An impromptu appeal from Steve Petersen collected over $200 for the FEN's legal defense fund. Members who wish to donate to their legal defense should call 866-230-2471 or email firstname.lastname@example.org for instructions.
Dincin stated that the Final Exit Network supports clients "who are suffering intolerably from an irreversible condition which has become more than they can bear." The program of Final Exit Network accepts members with cancer, ALS, Parkinson's disease, multiple sclerosis, muscular dystrophy, Alzheimer's disease, congestive heart failure, emphysema, and other incurable illnesses.
by Crystal Dervetski
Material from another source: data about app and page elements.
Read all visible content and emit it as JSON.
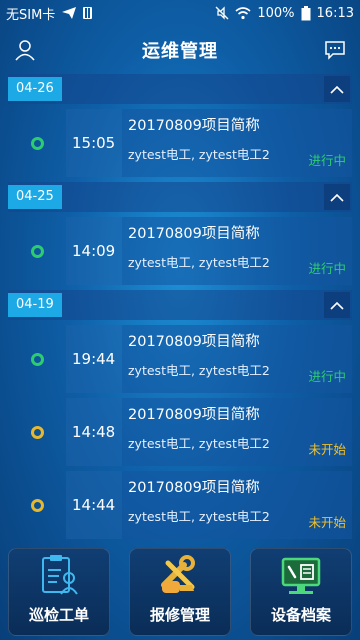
{
  "status_bar": {
    "carrier": "无SIM卡",
    "battery": "100%",
    "time": "16:13"
  },
  "header": {
    "title": "运维管理"
  },
  "groups": [
    {
      "date": "04-26",
      "items": [
        {
          "time": "15:05",
          "name": "20170809项目简称",
          "people": "zytest电工, zytest电工2",
          "status": "进行中",
          "state": "active"
        }
      ]
    },
    {
      "date": "04-25",
      "items": [
        {
          "time": "14:09",
          "name": "20170809项目简称",
          "people": "zytest电工, zytest电工2",
          "status": "进行中",
          "state": "active"
        }
      ]
    },
    {
      "date": "04-19",
      "items": [
        {
          "time": "19:44",
          "name": "20170809项目简称",
          "people": "zytest电工, zytest电工2",
          "status": "进行中",
          "state": "active"
        },
        {
          "time": "14:48",
          "name": "20170809项目简称",
          "people": "zytest电工, zytest电工2",
          "status": "未开始",
          "state": "pending"
        },
        {
          "time": "14:44",
          "name": "20170809项目简称",
          "people": "zytest电工, zytest电工2",
          "status": "未开始",
          "state": "pending"
        }
      ]
    }
  ],
  "bottom_nav": [
    {
      "label": "巡检工单",
      "icon": "inspection-clipboard-icon"
    },
    {
      "label": "报修管理",
      "icon": "repair-tools-icon"
    },
    {
      "label": "设备档案",
      "icon": "equipment-monitor-icon"
    }
  ],
  "colors": {
    "active_status": "#2ecc71",
    "pending_status": "#f0c030",
    "date_tag": "#1da9e5"
  }
}
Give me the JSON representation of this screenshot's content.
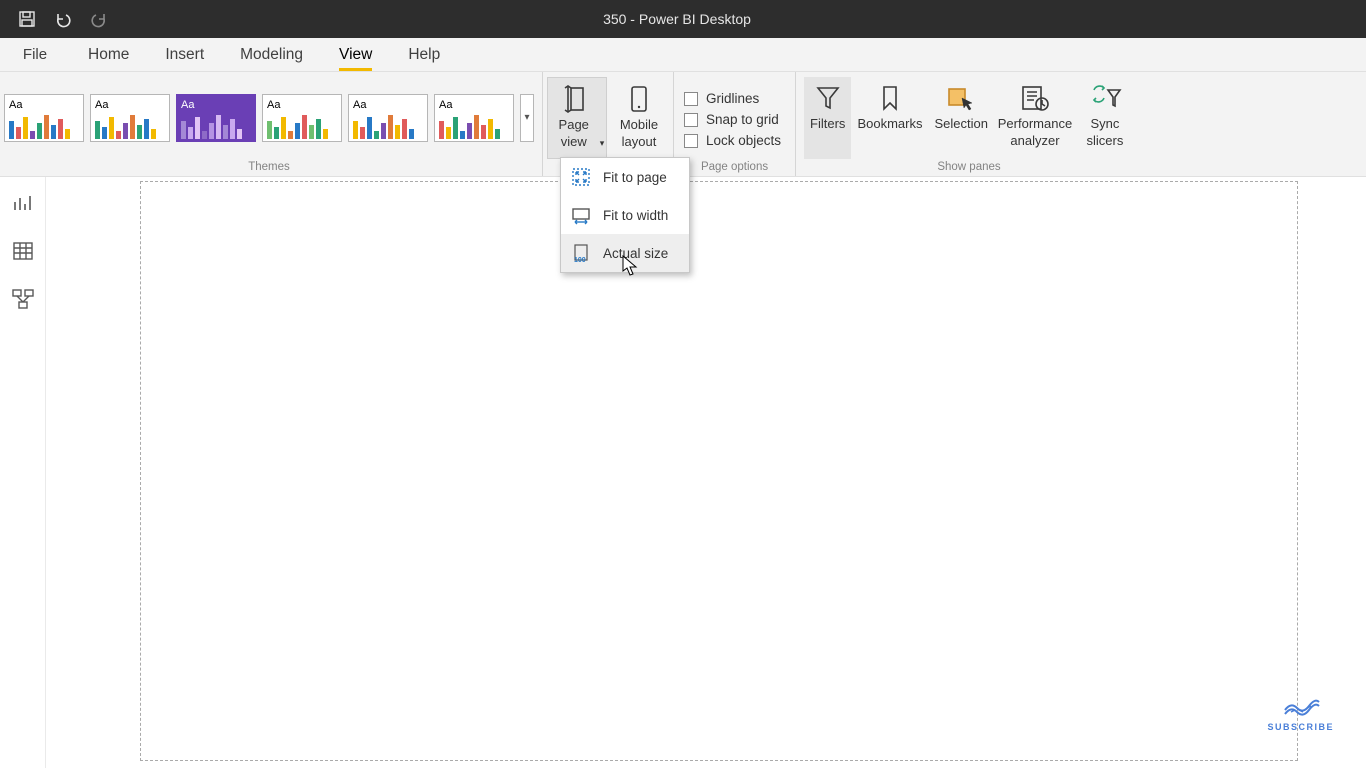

In the course of writing publicly about atheism, I have come across some questions, and many times opposition, regarding belonging to a formal organization for freethinkers. As with most questions, they are repeated multiple times by a variety of people, and oddly enough, many times they come not from religious persons but from fellow atheists. I plan on sharing a few great statements and questions I have received over the last year, and my answers to them.
Put the energy from the Day of Reason to good use on May 17, as Chuck Samuelson, Executive Director of ALCU MN drops by the Ridgedale Library at 2 p.m. for a presentation on ACLU MN's current lawsuit against a charter school in Apple Valley known as TiZA. Those who are not familiar with the case will learn about how this charter school has violated the separation of church and state and what steps the ALCU MN takes leading up to a lawsuit to attempt to resolve issues without litigation.
TiZA is accused of violating the separation of church and state on several issues. The school has a prayer posted at the entrance, girls are prohibited from wearing short sleeves, and school buses don't leave until the hour after school ends, which is when religious studies classes are held, which most students are enrolled in.
This case is important for several reasons. There
are clear concerns at the school, with regard to the endorsement of a
particular religion. However, when the Minnesota Department of
Education investigated claims, they did not see any violations, but
urged the school to better separate religious expression from the
school day. What this means is that the rules for Charter Schools in
Minnesota need to be written more clearly to protect the separation
of church and state so litigation becomes unnecessary. Other
religious groups are also watching the outcome of this lawsuit to see
how the court will rule. If ACLU MN is not successful, this could
mean that your tax dollars could be used to fund other schools with
shared religious service facilities, daily worship, and after school
religious studies classes.
After the meeting, we will be gathering for an early dinner to discuss the meeting further.
For more information, visit meetup.com.
by George Kane
I have a new job with a financial services company that provides a lot of training that I have to attend. One recent training session dealt with theoretical mechanics of the market system. As you might expect in a business-training session, the presentation was freighted with assumptions, such as that the self-correcting mechanisms of the market will always return to the way they were before an episodic crisis. I consider this to be a superstitious view of the market economy.
But while listening to the lecture, I was thinking how market precepts apply to the marketplace of ideas. We are involved in a marketplace battle on several fronts, or products: atheism vs. god-belief, evolution vs. creationism, science vs. superstition, reason vs. belief, and ethics based on consequences in peoples' lives vs. divine declaration. We are confident that we have already won the intellectual arguments on merit, but the question is: why can we not drive our opponents out of the marketplace?